Will I Lose My Property if I File Chapter 7 Bankruptcy?

The myth that you will lose all your property from filing Chapter 7 is common. Unfortunately, it seems that this fear may be caused by simple terminology.

A Chapter 7 bankruptcy filing is technically considered a liquidation. However, the vast majority of cases are considered “no asset” cases, in which the value of your assets has no impact on the case, and no property is lost. This is due to exemptions.

What Is an Exemption?

An exemption is a state or federal law that allows you to protect a specific amount of value in your assets. For example, Massachusetts state law allows you to protect up to $7,500 in equity in your vehicle ($15,000 if you are handicapped or over the age of 60). Unless you have a newer vehicle without a car loan, odds are you may not have this much equity in it. Even if you do, though, there is also a “wildcard” exemption of up to $6,000 that can be applied to any asset. Therefore, depending on the value of your other assets, you may be able to fully protect a vehicle with up to $13,500 in equity.

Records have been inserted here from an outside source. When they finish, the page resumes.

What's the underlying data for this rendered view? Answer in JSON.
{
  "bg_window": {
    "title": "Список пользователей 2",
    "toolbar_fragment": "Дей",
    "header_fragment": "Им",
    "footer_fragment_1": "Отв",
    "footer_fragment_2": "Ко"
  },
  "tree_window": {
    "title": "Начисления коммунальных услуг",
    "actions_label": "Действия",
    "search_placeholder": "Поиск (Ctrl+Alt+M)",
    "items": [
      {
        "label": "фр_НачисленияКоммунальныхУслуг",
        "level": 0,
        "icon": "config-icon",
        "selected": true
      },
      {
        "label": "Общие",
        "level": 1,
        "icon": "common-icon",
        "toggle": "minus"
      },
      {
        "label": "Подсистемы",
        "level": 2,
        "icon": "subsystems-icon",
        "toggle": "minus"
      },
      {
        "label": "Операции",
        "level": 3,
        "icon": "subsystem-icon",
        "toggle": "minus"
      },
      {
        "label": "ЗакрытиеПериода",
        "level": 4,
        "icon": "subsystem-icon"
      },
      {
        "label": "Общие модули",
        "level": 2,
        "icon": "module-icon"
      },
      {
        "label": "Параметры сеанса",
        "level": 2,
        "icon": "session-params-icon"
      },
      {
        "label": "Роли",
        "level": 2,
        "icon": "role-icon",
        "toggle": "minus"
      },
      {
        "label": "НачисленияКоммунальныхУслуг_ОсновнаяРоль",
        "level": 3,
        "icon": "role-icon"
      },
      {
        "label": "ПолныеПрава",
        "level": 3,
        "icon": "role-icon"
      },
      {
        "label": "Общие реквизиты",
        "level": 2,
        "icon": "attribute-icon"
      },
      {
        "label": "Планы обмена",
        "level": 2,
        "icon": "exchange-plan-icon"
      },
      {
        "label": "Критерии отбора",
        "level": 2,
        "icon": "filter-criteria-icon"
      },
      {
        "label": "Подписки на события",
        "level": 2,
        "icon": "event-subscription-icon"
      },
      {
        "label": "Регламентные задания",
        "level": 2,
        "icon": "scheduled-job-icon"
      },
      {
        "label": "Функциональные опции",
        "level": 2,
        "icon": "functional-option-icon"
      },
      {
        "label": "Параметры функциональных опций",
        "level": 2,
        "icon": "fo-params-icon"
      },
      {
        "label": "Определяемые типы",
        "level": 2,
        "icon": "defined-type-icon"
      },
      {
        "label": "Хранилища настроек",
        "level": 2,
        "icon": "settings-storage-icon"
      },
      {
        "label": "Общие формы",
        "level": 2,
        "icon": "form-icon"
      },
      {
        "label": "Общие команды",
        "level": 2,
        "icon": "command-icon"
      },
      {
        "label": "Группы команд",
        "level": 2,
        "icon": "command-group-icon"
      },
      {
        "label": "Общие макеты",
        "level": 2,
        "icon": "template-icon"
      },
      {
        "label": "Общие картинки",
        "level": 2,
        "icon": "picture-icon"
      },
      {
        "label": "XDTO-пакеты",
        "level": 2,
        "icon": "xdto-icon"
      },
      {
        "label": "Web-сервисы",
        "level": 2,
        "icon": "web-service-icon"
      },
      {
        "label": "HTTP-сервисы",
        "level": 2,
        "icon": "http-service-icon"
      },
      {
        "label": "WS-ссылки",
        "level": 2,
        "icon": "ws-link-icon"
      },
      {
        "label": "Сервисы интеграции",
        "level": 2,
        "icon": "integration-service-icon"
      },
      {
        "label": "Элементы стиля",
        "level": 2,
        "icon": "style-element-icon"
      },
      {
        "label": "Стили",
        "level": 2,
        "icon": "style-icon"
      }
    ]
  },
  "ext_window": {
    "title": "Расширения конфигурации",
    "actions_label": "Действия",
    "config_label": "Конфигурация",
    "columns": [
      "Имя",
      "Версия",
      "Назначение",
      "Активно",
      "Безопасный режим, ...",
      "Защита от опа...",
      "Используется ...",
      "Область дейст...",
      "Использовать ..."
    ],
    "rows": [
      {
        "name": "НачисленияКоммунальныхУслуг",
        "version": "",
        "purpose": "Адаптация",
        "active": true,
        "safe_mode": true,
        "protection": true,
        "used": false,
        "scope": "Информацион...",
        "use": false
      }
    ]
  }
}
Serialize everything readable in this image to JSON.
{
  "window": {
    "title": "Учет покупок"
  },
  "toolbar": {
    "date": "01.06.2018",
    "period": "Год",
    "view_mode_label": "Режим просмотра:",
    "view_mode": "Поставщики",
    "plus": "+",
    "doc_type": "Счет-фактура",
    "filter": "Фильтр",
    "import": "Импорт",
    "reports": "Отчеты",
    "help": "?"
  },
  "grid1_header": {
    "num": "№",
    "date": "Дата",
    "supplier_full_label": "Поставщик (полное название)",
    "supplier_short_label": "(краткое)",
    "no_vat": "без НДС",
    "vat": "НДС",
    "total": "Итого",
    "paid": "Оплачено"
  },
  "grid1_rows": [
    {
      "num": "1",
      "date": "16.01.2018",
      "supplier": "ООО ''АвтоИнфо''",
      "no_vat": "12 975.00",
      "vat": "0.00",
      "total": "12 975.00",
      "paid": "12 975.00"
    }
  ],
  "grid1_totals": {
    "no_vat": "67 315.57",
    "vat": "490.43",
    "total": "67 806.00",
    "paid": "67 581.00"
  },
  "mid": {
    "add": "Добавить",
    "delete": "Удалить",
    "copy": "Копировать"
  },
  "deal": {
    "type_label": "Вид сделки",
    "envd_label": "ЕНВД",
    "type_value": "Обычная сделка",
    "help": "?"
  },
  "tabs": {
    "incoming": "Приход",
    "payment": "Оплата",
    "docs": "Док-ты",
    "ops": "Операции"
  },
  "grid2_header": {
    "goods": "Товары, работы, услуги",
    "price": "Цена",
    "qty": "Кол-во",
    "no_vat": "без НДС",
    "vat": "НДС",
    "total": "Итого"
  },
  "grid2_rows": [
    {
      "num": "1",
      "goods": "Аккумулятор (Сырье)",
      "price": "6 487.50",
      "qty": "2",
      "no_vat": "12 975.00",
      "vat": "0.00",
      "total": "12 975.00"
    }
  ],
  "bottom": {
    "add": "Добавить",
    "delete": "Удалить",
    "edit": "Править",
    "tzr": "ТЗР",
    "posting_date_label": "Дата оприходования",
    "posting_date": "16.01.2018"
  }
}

There are specific exemptions available for many other items too, including cash, bank accounts, furniture, clothing, and cars. If you own your home and have a Declaration of Homestead filed, then you may be entitled to an exemption of up to $500,000.

There are separate exemption rights under state and federal laws, and you are only allowed to use one set. Depending on your circumstances, then, it may be more beneficial to use either state or federal laws.

What If My Exemptions Aren’t Enough?

If the available exemptions are not enough to protect all of your assets, then you may still have several options to consider. You might choose to file a Chapter 7 anyway, and attempt to “purchase” the asset back during the case. Alternatively, you might file a Chapter 13 bankruptcy instead, which requires a payment plan. There is no loss of property in a Chapter 13, but you are required to pay the full value of your unprotected assets through the payment plan. Finally, you might consider non-bankruptcy options such as debt settlement, debt consolidation, or fighting debt lawsuits.

To review your particular circumstances, contact Brine Consumer Law today for a free consultation.